In the last seven years of his life, Alexander the Great grew increasingly unpredictable, sporadically violent, megalomaniacal and suspicious of friends as well as enemies. This latest biography of antiquity's most renowned conqueror differs from others in its detailed assessment of Alexander's psychological development.
In Alexander The Great John Maxwell O'Brien takes an imaginative approach to his subject in choosing Dionysus, the god of wine and ambivalence, as the framework for a discussion of Alexander's alcoholism and often contradictory personality traits.

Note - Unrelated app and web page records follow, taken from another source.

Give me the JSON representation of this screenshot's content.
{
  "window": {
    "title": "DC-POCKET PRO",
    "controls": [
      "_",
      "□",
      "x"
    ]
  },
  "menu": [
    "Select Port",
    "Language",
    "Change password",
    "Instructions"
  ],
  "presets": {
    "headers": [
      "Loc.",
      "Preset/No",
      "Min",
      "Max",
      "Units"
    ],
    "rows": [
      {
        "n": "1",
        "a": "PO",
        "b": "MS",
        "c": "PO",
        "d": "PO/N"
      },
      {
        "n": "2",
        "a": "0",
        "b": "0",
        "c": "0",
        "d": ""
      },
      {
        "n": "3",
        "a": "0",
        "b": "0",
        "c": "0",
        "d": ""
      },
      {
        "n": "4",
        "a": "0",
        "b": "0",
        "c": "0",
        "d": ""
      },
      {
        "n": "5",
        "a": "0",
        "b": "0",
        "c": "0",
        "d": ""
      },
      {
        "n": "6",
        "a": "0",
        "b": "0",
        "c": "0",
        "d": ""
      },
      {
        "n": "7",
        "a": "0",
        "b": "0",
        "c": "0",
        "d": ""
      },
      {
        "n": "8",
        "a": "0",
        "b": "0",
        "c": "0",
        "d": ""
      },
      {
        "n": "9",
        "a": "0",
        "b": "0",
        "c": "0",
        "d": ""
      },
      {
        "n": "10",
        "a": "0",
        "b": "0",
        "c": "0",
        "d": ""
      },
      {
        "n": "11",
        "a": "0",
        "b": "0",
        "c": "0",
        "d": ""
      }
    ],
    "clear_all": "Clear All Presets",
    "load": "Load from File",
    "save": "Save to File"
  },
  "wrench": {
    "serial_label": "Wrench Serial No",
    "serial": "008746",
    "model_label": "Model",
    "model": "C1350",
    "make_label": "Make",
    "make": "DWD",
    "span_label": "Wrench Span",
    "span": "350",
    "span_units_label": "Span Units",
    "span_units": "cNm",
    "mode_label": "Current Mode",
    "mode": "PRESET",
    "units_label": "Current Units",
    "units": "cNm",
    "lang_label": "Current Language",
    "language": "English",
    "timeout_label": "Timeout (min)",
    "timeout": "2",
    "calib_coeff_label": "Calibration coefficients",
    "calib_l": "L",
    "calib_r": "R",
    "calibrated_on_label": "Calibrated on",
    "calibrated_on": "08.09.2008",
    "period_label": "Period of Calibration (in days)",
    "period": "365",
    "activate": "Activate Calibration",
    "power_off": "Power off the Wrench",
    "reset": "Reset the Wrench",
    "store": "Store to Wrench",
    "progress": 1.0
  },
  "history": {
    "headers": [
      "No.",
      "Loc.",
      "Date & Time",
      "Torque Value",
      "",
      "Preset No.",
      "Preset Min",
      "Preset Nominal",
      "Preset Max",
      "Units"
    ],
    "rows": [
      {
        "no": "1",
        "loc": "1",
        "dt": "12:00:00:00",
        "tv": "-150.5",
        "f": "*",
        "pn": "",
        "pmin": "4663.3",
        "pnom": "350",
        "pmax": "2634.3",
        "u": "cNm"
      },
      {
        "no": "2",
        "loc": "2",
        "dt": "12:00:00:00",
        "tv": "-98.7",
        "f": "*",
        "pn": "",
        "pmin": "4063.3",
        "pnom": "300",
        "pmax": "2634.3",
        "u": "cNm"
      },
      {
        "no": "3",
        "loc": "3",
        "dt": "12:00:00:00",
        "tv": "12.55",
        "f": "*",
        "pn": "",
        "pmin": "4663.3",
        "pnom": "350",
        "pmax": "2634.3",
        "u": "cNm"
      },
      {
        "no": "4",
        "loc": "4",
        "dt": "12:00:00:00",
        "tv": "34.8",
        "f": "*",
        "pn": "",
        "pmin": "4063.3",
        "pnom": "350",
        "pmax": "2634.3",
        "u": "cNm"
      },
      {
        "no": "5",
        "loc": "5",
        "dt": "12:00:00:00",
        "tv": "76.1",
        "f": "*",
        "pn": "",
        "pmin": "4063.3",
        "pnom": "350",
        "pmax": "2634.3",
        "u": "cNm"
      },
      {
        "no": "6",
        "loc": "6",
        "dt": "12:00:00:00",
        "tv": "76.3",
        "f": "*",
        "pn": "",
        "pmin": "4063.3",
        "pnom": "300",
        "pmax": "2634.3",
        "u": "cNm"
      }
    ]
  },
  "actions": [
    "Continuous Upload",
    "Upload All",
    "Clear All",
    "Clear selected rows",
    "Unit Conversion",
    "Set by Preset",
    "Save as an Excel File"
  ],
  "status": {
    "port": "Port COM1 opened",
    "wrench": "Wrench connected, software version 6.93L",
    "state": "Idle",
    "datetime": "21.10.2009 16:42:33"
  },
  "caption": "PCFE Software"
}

O'Brien's pursuit of his subject explores every imaginable detail, discussing Alexander's cultural tastes, religious beliefs, parents, aspirations, exploits, fears, sexuality and alcoholism. Alexander The Great takes into account the latest scholarship in the field, incorporating the latest methods of interpretation in archaeology, anthropology, psychology, mythology and philosophy.